● **Exercise**
From the entries below, copy every line that holds the word "Ghost".

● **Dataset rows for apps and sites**
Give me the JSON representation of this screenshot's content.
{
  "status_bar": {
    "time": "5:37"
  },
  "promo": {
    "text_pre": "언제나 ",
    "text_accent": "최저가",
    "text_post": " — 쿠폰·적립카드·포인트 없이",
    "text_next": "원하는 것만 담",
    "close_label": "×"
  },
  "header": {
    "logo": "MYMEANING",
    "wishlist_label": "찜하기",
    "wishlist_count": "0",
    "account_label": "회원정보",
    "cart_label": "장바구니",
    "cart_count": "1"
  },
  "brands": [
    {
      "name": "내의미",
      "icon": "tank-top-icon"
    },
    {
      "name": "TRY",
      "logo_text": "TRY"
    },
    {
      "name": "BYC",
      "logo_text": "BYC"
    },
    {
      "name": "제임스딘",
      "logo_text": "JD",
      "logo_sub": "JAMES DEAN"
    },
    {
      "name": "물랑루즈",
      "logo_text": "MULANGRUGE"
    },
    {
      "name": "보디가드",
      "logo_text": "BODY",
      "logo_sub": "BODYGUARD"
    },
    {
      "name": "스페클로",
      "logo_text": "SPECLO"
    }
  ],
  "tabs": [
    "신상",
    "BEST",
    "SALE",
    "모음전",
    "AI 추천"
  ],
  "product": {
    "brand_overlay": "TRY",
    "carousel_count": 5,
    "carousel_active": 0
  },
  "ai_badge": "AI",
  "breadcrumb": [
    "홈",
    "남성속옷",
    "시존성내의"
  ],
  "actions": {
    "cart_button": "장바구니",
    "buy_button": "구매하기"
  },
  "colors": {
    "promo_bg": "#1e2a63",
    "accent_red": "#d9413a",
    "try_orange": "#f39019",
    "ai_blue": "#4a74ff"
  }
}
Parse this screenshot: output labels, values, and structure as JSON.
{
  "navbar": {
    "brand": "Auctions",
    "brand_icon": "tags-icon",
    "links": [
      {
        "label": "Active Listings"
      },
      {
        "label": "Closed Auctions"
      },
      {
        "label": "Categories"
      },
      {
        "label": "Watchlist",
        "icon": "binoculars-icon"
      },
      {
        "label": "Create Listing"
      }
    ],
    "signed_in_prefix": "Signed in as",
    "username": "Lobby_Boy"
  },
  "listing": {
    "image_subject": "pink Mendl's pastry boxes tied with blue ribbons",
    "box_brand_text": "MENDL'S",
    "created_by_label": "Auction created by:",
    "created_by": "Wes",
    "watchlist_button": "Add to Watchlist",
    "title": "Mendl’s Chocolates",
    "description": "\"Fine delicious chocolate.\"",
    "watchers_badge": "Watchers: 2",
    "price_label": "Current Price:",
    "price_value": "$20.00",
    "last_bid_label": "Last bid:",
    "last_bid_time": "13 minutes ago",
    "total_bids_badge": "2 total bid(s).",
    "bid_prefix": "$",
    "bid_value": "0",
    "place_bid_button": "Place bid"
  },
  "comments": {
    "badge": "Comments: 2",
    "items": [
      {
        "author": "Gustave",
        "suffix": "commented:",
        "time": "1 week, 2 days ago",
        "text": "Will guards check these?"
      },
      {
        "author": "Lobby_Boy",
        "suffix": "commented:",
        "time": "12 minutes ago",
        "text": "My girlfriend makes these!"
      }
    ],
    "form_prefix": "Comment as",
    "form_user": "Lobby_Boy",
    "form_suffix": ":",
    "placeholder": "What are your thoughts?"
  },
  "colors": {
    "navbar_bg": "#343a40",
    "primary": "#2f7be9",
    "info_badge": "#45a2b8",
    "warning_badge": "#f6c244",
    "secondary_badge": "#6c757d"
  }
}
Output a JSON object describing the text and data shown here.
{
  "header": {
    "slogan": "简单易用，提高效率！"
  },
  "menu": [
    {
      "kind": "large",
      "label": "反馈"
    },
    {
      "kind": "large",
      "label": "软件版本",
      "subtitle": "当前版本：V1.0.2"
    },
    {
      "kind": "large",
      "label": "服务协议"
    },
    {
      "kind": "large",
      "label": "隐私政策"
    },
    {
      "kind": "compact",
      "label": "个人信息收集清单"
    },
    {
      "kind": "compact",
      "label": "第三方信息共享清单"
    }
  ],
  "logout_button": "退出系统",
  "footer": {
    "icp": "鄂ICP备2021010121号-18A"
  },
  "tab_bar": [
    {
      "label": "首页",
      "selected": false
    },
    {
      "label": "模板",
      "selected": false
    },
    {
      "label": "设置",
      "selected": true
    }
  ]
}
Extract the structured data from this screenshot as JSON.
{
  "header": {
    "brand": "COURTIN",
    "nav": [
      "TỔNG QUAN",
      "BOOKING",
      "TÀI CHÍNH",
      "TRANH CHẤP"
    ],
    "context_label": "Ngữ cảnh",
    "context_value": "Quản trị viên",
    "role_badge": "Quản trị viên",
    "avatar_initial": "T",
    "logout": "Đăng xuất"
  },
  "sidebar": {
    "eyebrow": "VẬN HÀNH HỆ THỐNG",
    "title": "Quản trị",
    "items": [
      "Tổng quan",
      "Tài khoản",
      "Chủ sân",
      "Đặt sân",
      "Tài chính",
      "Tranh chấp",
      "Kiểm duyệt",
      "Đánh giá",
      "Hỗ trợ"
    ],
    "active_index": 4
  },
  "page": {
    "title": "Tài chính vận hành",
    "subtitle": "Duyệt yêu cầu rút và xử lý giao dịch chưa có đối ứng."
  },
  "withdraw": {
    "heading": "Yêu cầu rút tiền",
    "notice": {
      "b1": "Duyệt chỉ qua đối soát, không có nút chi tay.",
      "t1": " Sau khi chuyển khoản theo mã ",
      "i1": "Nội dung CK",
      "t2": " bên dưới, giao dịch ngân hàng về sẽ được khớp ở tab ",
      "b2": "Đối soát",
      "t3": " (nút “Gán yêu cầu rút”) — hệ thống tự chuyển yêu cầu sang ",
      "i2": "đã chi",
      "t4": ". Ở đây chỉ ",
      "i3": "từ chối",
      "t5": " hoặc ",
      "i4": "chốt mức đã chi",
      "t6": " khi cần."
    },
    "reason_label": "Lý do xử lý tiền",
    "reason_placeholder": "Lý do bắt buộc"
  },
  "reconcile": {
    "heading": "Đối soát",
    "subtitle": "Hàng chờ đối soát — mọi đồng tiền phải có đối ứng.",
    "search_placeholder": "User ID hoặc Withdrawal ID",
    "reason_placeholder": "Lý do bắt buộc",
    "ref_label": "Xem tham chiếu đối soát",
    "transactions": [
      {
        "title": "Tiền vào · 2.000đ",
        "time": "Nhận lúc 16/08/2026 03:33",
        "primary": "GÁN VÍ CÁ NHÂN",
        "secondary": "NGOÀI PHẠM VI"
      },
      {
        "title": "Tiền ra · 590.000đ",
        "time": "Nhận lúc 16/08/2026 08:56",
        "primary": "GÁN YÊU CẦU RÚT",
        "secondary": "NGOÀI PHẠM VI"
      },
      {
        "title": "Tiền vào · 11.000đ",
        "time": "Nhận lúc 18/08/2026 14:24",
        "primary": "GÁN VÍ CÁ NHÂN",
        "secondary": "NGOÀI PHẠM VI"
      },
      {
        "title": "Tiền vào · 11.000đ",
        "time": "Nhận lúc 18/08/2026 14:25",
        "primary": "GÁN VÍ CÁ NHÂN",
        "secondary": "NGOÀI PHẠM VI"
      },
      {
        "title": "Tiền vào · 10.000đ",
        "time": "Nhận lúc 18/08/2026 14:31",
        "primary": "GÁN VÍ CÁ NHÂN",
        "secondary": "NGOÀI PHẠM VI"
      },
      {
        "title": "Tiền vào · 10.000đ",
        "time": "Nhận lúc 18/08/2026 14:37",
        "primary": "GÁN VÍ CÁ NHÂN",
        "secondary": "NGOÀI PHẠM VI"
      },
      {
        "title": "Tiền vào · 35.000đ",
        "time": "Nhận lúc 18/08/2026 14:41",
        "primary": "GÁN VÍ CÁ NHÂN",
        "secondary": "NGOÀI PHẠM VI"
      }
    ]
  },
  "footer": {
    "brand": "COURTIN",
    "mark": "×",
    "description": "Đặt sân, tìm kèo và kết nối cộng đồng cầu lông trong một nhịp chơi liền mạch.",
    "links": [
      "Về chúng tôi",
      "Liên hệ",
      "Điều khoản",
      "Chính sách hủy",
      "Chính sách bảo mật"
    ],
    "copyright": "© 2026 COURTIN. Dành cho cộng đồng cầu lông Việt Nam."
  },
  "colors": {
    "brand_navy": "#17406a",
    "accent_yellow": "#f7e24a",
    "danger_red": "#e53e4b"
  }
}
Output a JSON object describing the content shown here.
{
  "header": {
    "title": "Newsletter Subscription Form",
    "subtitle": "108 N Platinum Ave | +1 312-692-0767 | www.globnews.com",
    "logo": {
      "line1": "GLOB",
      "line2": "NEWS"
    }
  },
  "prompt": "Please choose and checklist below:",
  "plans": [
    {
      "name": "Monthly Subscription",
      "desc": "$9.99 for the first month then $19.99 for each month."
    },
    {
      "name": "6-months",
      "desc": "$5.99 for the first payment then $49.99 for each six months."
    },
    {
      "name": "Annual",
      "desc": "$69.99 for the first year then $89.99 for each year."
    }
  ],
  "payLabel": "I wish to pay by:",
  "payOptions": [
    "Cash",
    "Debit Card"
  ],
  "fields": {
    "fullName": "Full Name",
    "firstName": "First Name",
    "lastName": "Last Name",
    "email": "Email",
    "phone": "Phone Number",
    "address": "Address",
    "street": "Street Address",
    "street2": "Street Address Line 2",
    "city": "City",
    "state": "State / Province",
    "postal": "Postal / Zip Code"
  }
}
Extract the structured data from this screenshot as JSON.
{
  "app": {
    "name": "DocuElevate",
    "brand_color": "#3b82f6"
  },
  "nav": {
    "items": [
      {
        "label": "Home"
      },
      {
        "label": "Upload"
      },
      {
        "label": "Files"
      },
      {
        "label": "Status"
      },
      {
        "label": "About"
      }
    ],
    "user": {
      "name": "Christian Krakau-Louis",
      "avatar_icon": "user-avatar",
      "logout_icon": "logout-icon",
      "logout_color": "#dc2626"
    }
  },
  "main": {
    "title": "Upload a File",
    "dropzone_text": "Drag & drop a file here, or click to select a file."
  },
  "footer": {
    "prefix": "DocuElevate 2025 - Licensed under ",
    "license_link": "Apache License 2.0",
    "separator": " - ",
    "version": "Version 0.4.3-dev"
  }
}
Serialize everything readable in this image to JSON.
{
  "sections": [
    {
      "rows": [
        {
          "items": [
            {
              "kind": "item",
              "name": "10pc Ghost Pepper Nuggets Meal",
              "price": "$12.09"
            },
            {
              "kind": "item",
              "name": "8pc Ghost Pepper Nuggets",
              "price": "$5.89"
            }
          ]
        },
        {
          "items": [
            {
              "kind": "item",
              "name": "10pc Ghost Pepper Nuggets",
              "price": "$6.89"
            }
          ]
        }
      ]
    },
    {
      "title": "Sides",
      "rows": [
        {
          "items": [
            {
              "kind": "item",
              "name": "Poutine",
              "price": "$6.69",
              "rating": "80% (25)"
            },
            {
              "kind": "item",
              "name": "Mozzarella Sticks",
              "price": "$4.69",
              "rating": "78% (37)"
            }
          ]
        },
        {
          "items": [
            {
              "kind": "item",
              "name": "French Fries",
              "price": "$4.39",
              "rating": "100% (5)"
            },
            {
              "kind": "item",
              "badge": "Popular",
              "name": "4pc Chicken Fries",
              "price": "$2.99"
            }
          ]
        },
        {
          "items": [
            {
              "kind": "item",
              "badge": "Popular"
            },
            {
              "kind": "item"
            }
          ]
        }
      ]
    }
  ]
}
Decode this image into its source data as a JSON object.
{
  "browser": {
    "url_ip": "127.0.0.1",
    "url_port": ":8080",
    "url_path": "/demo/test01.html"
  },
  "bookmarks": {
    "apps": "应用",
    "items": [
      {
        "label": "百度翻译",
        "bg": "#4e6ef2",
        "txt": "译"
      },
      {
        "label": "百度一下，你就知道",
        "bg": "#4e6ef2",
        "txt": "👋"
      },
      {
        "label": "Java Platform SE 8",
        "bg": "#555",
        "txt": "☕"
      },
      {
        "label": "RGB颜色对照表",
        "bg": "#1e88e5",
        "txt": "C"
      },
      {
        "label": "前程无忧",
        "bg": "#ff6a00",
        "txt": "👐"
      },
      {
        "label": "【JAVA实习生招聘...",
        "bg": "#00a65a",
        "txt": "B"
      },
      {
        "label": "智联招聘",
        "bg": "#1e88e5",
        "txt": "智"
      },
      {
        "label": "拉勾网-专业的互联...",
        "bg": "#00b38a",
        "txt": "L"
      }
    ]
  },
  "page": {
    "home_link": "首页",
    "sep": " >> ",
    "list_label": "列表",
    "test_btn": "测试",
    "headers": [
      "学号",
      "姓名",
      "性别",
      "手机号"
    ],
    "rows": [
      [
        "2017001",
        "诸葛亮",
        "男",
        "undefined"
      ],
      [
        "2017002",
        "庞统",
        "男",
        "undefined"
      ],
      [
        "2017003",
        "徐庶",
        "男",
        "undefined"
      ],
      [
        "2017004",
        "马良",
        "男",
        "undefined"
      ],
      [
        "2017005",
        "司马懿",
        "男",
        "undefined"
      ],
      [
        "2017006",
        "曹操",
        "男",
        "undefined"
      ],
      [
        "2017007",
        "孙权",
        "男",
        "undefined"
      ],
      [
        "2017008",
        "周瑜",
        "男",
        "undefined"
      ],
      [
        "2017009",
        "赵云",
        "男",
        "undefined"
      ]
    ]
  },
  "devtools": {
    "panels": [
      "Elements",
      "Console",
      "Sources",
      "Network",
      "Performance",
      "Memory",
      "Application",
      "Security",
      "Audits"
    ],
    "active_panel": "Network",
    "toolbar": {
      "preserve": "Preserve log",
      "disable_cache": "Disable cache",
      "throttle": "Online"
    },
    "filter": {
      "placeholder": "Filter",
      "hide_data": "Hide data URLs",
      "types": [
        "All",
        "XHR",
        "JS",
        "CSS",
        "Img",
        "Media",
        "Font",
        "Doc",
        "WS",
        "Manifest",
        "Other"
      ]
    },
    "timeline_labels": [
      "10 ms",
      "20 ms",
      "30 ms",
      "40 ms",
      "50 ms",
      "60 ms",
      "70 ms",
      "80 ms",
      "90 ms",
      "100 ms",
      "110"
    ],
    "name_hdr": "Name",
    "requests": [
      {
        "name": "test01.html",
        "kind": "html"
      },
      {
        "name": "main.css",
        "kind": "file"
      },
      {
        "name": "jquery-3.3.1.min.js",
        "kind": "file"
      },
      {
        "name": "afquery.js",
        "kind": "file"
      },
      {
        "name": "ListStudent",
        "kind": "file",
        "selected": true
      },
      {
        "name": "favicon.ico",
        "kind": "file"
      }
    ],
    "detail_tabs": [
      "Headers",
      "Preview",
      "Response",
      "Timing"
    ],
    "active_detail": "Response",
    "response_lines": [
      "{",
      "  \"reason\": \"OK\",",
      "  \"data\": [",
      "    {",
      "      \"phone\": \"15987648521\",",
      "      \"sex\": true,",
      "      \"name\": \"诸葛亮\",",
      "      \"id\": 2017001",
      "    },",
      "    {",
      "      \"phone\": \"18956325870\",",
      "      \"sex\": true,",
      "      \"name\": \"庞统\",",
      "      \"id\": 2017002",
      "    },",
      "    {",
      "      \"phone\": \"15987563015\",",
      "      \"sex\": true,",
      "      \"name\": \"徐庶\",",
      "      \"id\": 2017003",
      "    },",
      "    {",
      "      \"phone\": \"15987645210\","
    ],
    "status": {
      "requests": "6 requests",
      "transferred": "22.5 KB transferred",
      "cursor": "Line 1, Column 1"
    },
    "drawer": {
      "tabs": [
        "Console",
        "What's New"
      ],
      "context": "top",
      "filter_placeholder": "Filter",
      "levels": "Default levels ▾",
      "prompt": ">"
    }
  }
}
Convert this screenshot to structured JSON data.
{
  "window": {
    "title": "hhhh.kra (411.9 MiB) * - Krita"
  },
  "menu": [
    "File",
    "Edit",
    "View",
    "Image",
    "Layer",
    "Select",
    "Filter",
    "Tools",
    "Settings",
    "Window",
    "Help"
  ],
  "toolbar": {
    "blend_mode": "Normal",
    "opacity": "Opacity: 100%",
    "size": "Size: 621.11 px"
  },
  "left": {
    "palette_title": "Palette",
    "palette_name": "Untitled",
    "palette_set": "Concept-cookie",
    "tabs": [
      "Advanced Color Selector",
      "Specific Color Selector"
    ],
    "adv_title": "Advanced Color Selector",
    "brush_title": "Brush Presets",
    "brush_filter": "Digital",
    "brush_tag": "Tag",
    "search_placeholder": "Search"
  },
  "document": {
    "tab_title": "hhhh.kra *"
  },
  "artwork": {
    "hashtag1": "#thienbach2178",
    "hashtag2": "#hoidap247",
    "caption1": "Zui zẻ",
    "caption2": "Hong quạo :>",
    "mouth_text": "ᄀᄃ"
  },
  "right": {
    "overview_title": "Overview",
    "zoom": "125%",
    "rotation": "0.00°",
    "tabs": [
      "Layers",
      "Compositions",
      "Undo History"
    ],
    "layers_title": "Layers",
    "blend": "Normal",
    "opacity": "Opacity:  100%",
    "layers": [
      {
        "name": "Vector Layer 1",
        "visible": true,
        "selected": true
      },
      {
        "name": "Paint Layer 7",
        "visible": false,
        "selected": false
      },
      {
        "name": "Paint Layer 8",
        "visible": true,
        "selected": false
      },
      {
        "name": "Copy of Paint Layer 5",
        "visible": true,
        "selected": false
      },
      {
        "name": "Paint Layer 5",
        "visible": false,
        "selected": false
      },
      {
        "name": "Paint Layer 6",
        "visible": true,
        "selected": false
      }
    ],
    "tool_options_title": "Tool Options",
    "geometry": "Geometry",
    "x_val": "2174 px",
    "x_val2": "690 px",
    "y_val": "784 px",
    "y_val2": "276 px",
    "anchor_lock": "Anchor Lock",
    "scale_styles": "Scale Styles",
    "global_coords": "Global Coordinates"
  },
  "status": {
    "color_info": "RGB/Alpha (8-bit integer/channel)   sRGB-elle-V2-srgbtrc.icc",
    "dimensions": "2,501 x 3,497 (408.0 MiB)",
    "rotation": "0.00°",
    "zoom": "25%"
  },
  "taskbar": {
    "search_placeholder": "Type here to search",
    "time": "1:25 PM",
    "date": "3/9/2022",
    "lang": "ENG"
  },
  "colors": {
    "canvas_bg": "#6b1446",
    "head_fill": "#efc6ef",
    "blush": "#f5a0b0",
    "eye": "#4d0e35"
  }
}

● **Result of the exercise**
              "name": "10pc Ghost Pepper Nuggets Meal",
              "name": "8pc Ghost Pepper Nuggets",
              "name": "10pc Ghost Pepper Nuggets",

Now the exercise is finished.